Our Stories

Milestone Celebration in Seventh Grade: Siyum Sefer Shemot

March 18, 2021 by Devora Hornstein (Faculty and Staff) Shifra Chelst (Faculty and Staff)

This week, seventh grade celebrated their Siyum upon completing the Book of Shemot (Exodus), which they have been learning since fifth grade. In preparation for the siyum, students reflected on their work and learning, and chose different ways of representing the knowledge and skills they had acquired over the multi-year period.

Reflecting on Meaningful Projects: Some students chose to reflect upon projects they had completed over the years and utilized narrated slides and story boards to showcase their classmates’ projects. These included digital representations of the 10 plagues from fifth grade, and comparative art pieces showing multiple commentaries of the splitting of the Red Sea from sixth grade. Another group reflected on the journals they created in sixth grade, in which students put themselves in the story and wrote journal entries as Israelites in the first 40 days of their journey in the Wilderness. Yet another group shared their Grade 6 projects depicting the 10 commandments, while a different group of students focused on seventh grade dioramas of the Mishkan (Tabernacle) and the different services and vessels they each created.

Revisiting Text as Advanced Learners: Other students chose to revisit a topic they had previously learned and approach it from a more in-depth perspective, as more advanced learners. One group chose to focus on Moshe’s evolution as a leader of the Jewish people, and engaged in a nuanced debate about his emotions and motivations. Another group chose to revisit the fifth grade topic of the midwives’ defiance of Pharaoh, and what they represent for us today. A third group parsed the different interpretations of the phrase “a new king arose over Egypt, who didn’t know Yosef.”  A fourth group looked back on their study of the Golden Calf and the top 5 facts they had learned.

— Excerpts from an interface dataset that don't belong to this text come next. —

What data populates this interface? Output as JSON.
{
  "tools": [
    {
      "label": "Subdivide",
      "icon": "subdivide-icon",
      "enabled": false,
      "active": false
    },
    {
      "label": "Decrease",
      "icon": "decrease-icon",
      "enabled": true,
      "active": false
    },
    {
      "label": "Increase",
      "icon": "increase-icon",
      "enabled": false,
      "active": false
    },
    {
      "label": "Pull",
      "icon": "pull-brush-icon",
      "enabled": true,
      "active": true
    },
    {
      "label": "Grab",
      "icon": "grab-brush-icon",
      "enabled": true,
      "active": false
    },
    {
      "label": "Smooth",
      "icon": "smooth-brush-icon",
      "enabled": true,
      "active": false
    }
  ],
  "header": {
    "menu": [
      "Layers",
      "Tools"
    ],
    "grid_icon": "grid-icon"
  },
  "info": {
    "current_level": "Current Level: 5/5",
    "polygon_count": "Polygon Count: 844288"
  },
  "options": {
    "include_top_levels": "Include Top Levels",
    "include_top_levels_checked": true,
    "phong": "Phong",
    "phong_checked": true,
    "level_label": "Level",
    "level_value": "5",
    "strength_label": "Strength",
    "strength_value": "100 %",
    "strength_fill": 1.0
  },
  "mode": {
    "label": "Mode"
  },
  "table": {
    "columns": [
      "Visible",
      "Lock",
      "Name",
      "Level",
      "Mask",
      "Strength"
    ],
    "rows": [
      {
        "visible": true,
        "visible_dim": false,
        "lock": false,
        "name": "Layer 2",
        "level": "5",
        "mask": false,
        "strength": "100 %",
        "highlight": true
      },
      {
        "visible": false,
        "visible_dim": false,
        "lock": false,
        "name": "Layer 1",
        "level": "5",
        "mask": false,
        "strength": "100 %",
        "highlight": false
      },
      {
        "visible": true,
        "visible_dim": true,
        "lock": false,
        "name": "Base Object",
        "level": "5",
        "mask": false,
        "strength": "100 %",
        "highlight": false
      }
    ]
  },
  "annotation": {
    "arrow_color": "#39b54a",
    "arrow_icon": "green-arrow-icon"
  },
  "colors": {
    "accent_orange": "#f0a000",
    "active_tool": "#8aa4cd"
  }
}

Applying Hebrew-Language and Analytical Skills: A third way that students chose to reflect on their years of learning the Book of Shemot was through the skills they have acquired and honed over the years. One group chose to compile “The Top 10 Questions We’ve Asked Over the Years”, focusing on the skills of asking interpretive questions, and responding to the questions of others. Another group compiled “The Top 5 Commentaries We’ve Learned Over the Years,” by actually going back into the text of the commentaries, and re-learning them in Hebrew to gain a deeper level of understanding than they might have achieved as a younger student.

Celebrating the Cycle of Learning:  The final part of a Siyum is traditionally the reading of the last line of the book being completed, followed by the Hadran text, and the reading of the first lines of the next book that will be learned. This represents the continuing cycle of learning that all the students are engaged in. Since COVID restrictions prevented all of us from being together in person, our Siyum was virtual this year and multiple students had the opportunity to share the reading of the traditional Hadran text in the original Hebrew as well as in English. Students also recorded themselves reading and even chanting the last verse of the Book of Shemot, and the first verse of the Book of Bamidbar, which the students will dive into next.

See the video of student presentations.

We closed out the morning by presenting the students with their new Chumash of the Book of Bamidbar (Numbers) to add to their growing collection of Jewish literature. Mazal Tov to the seventh graders and their families!